After you’ve imported files into Windows Movie Maker, you're ready to start the main part of moviemaking—editing. Using Windows Movie Maker, you can edit clips in a variety of different ways. You can split a long clip into two shorter clips, combine two clips into a single clip, trim the beginning or ending of a clip, and even create new clips.
You can manually split video and audio clips into smaller clips to make your clips easier to work with. For example, if you have a video clip that has two different scenes, you might want to split the video clip at the point where the one scene ends and the other begins, and then insert a transition between the two clips.
Conversely, you might have a file that was divided into smaller clips that you want to combine. However, you can only combine contiguous clips. "Contiguous" means that the start time of the second clip immediately follows the end time of the first clip. For example, if you have a video or audio file that was divided into clips when it was imported into Windows Movie Maker, and the clips are named Clip 1, Clip 2, and Clip 3, in that order, you could combine Clip 1 and Clip 2, or Clip 2 and Clip 3, but you cannot combine Clip 1 and Clip 3.

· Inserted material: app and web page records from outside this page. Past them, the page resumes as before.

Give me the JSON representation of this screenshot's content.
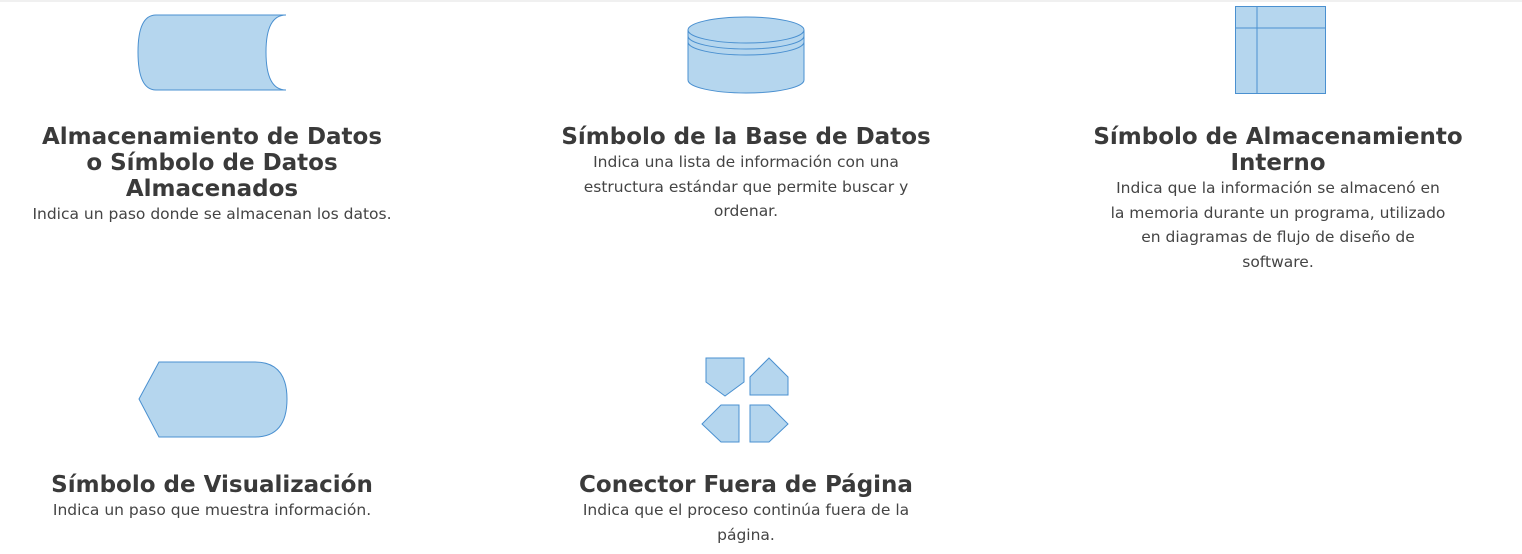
{
  "colors": {
    "fill": "#b5d6ee",
    "stroke": "#4a90d0",
    "text": "#3a3a3a"
  },
  "items": [
    {
      "icon": "stored-data-icon",
      "title": "Almacenamiento de Datos o Símbolo de Datos Almacenados",
      "desc": "Indica un paso donde se almacenan los datos."
    },
    {
      "icon": "database-icon",
      "title": "Símbolo de la Base de Datos",
      "desc": "Indica una lista de información con una estructura estándar que permite buscar y ordenar."
    },
    {
      "icon": "internal-storage-icon",
      "title": "Símbolo de Almacenamiento Interno",
      "desc": "Indica que la información se almacenó en la memoria durante un programa, utilizado en diagramas de flujo de diseño de software."
    },
    {
      "icon": "display-icon",
      "title": "Símbolo de Visualización",
      "desc": "Indica un paso que muestra información."
    },
    {
      "icon": "off-page-connector-icon",
      "title": "Conector Fuera de Página",
      "desc": "Indica que el proceso continúa fuera de la página."
    }
  ]
}
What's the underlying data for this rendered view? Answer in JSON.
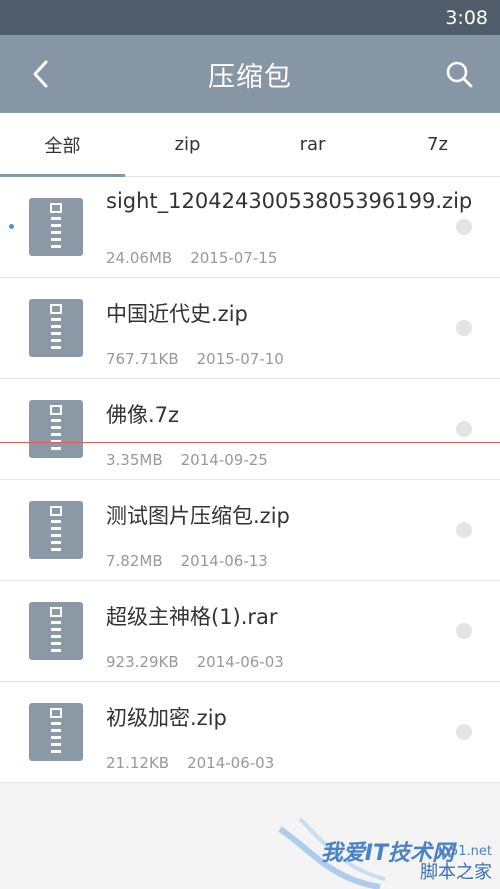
{
  "status_bar": {
    "time": "3:08"
  },
  "app_bar": {
    "title": "压缩包"
  },
  "tabs": [
    {
      "label": "全部",
      "active": true
    },
    {
      "label": "zip",
      "active": false
    },
    {
      "label": "rar",
      "active": false
    },
    {
      "label": "7z",
      "active": false
    }
  ],
  "files": [
    {
      "name": "sight_12042430053805396199.zip",
      "size": "24.06MB",
      "date": "2015-07-15",
      "new": true
    },
    {
      "name": "中国近代史.zip",
      "size": "767.71KB",
      "date": "2015-07-10",
      "new": false
    },
    {
      "name": "佛像.7z",
      "size": "3.35MB",
      "date": "2014-09-25",
      "new": false
    },
    {
      "name": "测试图片压缩包.zip",
      "size": "7.82MB",
      "date": "2014-06-13",
      "new": false
    },
    {
      "name": "超级主神格(1).rar",
      "size": "923.29KB",
      "date": "2014-06-03",
      "new": false
    },
    {
      "name": "初级加密.zip",
      "size": "21.12KB",
      "date": "2014-06-03",
      "new": false
    }
  ],
  "watermark": {
    "text": "我爱IT技术网",
    "site": "jb51.net",
    "cn": "脚本之家"
  },
  "colors": {
    "app_bar": "#8796a4",
    "status_bar": "#4f5d6b",
    "icon": "#8b98a6",
    "new_dot": "#4a90d9"
  }
}
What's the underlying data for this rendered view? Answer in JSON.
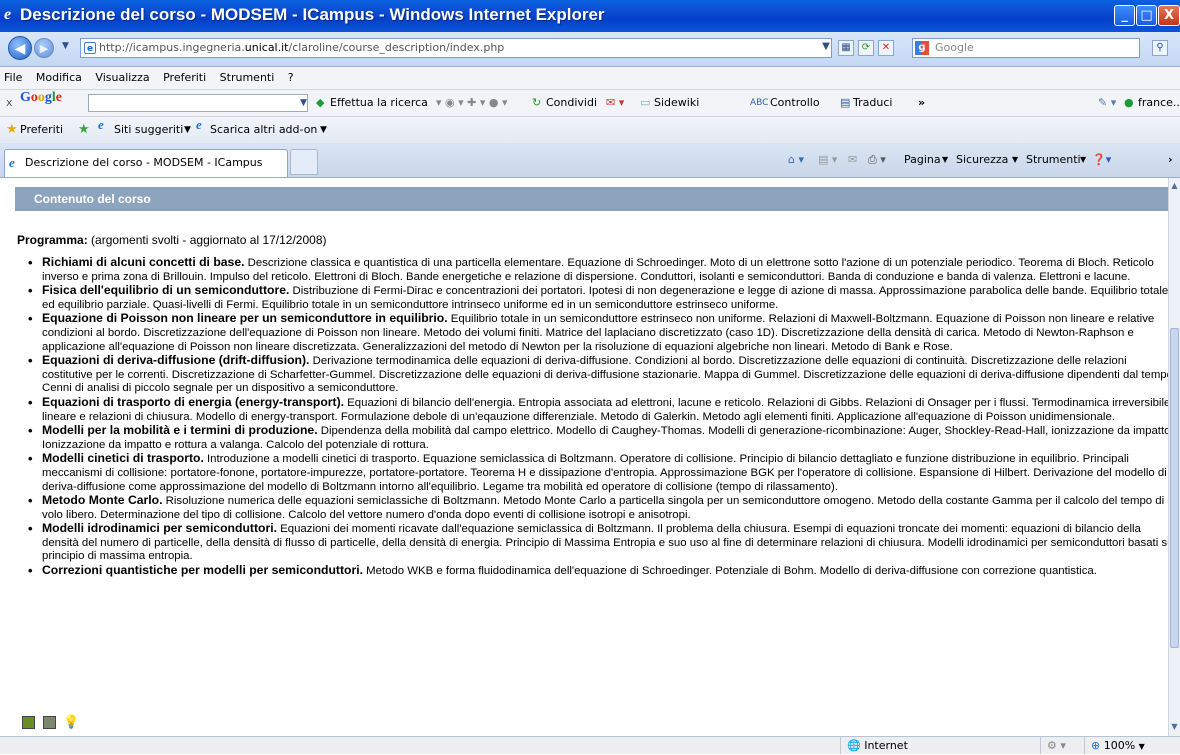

You can combine contiguous video clips on the storyboard or in the Contents pane (before adding the clip or clips to the storyboard/timeline).
In the Contents pane or on the storyboard/timeline, click the video or audio clip that you want to split.
When the clip reaches a point near the place you want to split the clip, click Pause.
Under the preview monitor, use the playback controls to find the point where you want to split the clip.
Under the preview monitor, click the Split button.
You can drag the playback indicator on the seek bar to the exact spot where you want to split the clip.
In the Contents pane or on the storyboard, hold down the CTRL key, and then click the contiguous clips you want to combine.
Click Clip, and then click Combine.
The name and property information of the first clip in the group is used for the new clip and the time is adjusted accordingly.
You can combine more than two clips at a time as long as they are consecutive. To select multiple clips, click the first clip, press and hold down the SHIFT key, and then click the last clip.
When you trim a clip, you make a new start and/or end trim point. The start trim point determines when the clip will begin to play, and the end trim point determines when the clip will stop playing in your project and final movie. When you trim a clip, the trimmed part of the clip is not actually removed from the source file; it's just hidden so the trimmed part doesn't appear in your project or published movie.
If you are in the storyboard view, click View, and then click Timeline.
On the timeline, click the clip that you want to trim.
Use the playback controls under the preview monitor to find the point where you want to trim the clip.
Do the following:
When the playback indicator is at the point where you want the selected video or audio clip to start playing back, click Clip, and then click Trim Beginning.
When the playback indicator is at the point where you want the selected video or audio clip to stop playing back, click Clip, and then click Trim End.
You can also drag the trim handles on a clip to set the start and end trim points. Trim handles appear as small black triangles at the beginning and end of a clip after you click the clip on the timeline. When you hold your pointer over a trim handle, the pointer changes to a red double-headed arrow. Drag a trim handle to set the new start or end point of the clip.
You might need to click the Zoom Timeline In button one or more times to see clips more clearly on the timeline. The Zoom Timeline In button appears on the timeline toolbar as a magnifying glass with a plus sign (+) in it.
If you are in storyboard view, click View, and then click Timeline.
Click the trimmed clip on the timeline, click Clip, and then click Clear Trim Points.
You might want to create several smaller, more manageable clips from a single existing video clip to make it easier to work with your project. Windows Movie Maker creates clips in different ways, depending on the clip's source. If the source clip is from a digital video (DV) camera, Windows Movie Maker creates clips that are based on the time stamps that the DV camera inserts when the source video is originally recorded, as well as significant frame changes in the video.
In the Contents pane, select the video clip for which you want to create clips.
Click Tools, and then click Create Clips.
Clips can be created automatically for Windows Media Video (WMV) files and Audio-Video Interleaved (AVI) video files that use the DV codec. For other video file formats, clips cannot always be created automatically using clip creation, so the video file appears as one large video clip in Windows Movie Maker. For these large video clips, split the clip manually to separate the large video clip into smaller clips.